    • Assume goodwill in re-use until proven otherwise
  • 38. Important things to consider
    • Develop policies (how to respond to questionable comments, wiki contributions, what to do about “friending,” etc). Make 'em public.
    • Want to preserve your content? Plan for it.
    • Think about how to measure what you’re doing. Know how you define success.
    • Check with your lawyers . . .
    • Don't do anything online you wouldn't do in person.
    • Keep in mind this is public! Act accordingly.
  • 39. Things to do
    • Find some “2.0” news sources
      • Set up a GoogleReader or Bloglines account and subscribe to a bunch of archives and library blogs. For libraries, LibrarianInBlack, Free Range Librarian, Library Stuff, and librarian.net are good. Go to ArchivesBlogs and look around for archives ones.
      • Join Twitter and start following people (@archivesnext or @lynnemthomas or @rbms09…..) and then look at the people we’re following.
    • Play with some of this stuff.
      • Whatever you are thinking about doing, play with it. Subscribe to lots of podcasts or edit a wiki. Set up a blog or wiki using Blogger or one of the free wiki services. Join Facebook or Delicious and look around.
      • Use the ALA and RBMS wikis
    • Talk to others who have done it!
      • Find a comparable institution who has done something you like and talk to them about their experience. Most people will be happy to answer your questions, really.
    • Look at examples of how 2.0 is being used by accessing the list at the Archives 2.0 wiki: http://archives2point0.wetpaint.com/
    • (Ahem, buy our books . . .)
  • 40. Final Thoughts/Questions/Discussion
    • It’s ok for things not to be perfect. None of this is ever finished.
    • Don’t fear failure. Everyone is trying things out. That’s what 2.0 is.
    • But, on the other hand, you are publishing information . . . be aware of that.
    • This stuff is actually fun.
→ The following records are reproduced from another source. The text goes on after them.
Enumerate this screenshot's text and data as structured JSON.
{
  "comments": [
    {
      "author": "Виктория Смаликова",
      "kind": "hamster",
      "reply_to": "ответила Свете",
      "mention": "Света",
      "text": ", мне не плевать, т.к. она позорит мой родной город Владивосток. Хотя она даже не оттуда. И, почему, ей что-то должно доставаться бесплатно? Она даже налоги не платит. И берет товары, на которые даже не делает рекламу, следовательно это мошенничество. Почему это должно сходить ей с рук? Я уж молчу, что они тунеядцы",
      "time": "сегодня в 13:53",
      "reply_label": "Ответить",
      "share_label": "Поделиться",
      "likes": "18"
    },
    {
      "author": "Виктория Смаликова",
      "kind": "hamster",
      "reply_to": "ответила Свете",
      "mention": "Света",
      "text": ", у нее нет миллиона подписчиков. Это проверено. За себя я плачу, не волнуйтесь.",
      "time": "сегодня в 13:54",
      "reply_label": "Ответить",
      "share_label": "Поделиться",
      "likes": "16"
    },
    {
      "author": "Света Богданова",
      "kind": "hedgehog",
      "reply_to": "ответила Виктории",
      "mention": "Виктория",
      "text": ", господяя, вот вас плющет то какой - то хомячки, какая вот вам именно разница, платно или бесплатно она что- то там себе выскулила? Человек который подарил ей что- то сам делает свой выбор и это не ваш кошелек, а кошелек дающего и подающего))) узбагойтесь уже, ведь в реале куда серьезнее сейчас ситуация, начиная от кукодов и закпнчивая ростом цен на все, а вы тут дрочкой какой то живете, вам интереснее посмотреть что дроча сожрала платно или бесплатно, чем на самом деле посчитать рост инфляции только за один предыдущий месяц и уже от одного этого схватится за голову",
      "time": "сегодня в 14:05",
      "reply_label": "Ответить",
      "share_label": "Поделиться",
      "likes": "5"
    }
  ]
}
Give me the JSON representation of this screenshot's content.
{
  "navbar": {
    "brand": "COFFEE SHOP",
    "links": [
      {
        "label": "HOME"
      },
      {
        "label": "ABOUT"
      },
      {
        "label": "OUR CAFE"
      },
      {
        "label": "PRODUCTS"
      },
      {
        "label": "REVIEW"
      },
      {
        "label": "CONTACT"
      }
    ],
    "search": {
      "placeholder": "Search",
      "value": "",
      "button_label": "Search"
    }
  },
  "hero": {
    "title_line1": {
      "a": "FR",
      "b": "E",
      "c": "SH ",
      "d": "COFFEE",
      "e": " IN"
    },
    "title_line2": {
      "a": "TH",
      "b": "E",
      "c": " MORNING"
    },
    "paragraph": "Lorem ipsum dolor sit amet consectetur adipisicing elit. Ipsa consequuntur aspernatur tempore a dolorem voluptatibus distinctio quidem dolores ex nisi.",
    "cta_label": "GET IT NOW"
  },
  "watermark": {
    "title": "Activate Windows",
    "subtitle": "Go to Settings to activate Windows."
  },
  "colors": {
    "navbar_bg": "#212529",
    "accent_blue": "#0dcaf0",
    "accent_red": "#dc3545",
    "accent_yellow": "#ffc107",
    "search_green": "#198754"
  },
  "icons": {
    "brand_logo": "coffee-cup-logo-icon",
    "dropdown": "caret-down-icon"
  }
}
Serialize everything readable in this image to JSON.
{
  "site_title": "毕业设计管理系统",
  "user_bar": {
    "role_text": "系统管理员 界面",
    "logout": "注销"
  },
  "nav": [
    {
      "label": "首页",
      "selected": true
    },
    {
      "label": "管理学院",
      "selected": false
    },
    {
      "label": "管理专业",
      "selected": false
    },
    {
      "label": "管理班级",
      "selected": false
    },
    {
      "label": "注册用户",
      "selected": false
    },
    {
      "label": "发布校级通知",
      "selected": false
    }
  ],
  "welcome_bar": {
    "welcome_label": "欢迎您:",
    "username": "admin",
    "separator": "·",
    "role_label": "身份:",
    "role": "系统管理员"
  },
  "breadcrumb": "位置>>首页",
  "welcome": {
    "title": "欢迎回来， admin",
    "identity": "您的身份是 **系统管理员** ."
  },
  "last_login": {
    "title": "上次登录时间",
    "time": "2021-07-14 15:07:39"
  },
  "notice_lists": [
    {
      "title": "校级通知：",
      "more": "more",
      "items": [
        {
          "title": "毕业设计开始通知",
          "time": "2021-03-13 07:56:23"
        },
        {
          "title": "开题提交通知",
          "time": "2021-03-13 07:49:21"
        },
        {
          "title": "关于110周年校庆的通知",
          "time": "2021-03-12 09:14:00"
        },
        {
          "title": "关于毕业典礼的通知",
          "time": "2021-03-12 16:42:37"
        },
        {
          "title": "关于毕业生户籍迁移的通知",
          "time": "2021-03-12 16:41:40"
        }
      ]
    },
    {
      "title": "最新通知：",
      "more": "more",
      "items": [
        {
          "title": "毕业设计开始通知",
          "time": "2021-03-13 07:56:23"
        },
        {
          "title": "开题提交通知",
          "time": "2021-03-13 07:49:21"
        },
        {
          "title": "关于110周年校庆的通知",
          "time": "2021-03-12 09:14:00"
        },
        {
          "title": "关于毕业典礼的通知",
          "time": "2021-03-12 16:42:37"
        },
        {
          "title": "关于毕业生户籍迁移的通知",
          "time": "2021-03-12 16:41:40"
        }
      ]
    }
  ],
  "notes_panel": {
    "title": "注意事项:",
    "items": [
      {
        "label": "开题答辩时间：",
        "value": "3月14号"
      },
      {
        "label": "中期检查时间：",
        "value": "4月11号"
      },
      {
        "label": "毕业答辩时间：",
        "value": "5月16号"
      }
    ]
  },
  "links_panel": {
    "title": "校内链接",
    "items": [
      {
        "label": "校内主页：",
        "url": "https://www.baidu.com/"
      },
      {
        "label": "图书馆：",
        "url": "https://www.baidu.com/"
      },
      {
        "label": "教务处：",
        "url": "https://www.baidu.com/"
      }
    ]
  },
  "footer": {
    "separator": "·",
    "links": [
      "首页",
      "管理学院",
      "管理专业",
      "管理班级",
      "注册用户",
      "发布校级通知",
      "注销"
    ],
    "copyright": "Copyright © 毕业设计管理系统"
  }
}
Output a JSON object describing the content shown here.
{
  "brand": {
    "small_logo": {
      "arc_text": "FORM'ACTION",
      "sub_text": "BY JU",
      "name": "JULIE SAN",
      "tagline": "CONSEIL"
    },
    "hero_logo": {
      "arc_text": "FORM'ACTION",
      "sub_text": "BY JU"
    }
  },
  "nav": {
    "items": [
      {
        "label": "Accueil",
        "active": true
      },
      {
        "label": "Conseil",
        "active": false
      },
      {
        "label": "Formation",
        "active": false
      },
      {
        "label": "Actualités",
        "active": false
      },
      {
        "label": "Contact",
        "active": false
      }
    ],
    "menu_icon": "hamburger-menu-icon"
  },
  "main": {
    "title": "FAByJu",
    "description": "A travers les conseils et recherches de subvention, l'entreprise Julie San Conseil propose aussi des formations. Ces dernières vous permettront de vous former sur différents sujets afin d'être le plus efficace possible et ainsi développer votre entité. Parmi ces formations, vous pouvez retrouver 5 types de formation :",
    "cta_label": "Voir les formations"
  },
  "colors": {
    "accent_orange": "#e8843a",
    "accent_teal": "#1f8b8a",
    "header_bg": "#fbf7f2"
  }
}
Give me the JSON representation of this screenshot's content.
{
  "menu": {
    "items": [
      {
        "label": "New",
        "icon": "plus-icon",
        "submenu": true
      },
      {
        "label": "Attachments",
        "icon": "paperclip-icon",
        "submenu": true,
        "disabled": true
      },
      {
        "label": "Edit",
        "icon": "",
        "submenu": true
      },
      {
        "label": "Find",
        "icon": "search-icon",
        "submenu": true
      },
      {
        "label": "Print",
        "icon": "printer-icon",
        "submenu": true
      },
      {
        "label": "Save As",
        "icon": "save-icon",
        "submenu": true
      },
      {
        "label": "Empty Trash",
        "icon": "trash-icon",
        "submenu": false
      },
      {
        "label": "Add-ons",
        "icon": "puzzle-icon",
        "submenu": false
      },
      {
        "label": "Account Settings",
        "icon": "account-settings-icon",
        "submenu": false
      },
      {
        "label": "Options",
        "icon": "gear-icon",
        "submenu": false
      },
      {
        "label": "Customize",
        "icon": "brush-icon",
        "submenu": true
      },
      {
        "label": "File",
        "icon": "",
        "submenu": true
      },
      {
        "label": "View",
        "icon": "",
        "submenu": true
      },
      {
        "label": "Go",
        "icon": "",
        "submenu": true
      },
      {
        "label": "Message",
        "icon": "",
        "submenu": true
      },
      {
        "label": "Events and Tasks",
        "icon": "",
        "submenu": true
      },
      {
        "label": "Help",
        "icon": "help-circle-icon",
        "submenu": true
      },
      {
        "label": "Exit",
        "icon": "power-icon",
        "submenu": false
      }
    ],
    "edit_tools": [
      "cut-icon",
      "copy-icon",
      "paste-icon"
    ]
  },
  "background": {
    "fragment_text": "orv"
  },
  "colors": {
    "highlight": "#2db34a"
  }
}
That doesn’t mean it’s not work. But it is fun.
    • You may get unexpected results.
    • Contact us if you want more information.